TASK DIRECTIONS: Without changing anything, copy out each entry.

DATA TO EXAMINE:

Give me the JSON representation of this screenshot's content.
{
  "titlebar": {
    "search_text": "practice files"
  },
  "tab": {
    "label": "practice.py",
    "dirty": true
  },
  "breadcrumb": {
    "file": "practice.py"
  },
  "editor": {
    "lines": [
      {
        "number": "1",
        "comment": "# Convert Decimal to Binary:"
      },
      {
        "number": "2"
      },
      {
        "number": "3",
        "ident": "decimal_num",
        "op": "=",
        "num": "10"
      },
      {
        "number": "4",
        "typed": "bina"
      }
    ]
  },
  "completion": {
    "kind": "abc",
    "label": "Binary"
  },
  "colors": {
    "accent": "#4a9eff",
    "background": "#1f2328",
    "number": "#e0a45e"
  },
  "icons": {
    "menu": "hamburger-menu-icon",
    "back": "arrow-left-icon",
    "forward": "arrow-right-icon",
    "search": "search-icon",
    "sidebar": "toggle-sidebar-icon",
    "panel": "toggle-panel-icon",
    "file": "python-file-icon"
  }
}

RESULT OF THIS EXERCISE:
Give me the JSON representation of this screenshot's content.
{
  "titlebar": {
    "search_text": "practice files"
  },
  "tab": {
    "label": "practice.py",
    "dirty": true
  },
  "breadcrumb": {
    "file": "practice.py"
  },
  "editor": {
    "lines": [
      {
        "number": "1",
        "comment": "# Convert Decimal to Binary:"
      },
      {
        "number": "2"
      },
      {
        "number": "3",
        "ident": "decimal_num",
        "op": "=",
        "num": "10"
      },
      {
        "number": "4",
        "typed": "bina"
      }
    ]
  },
  "completion": {
    "kind": "abc",
    "label": "Binary"
  },
  "colors": {
    "accent": "#4a9eff",
    "background": "#1f2328",
    "number": "#e0a45e"
  },
  "icons": {
    "menu": "hamburger-menu-icon",
    "back": "arrow-left-icon",
    "forward": "arrow-right-icon",
    "search": "search-icon",
    "sidebar": "toggle-sidebar-icon",
    "panel": "toggle-panel-icon",
    "file": "python-file-icon"
  }
}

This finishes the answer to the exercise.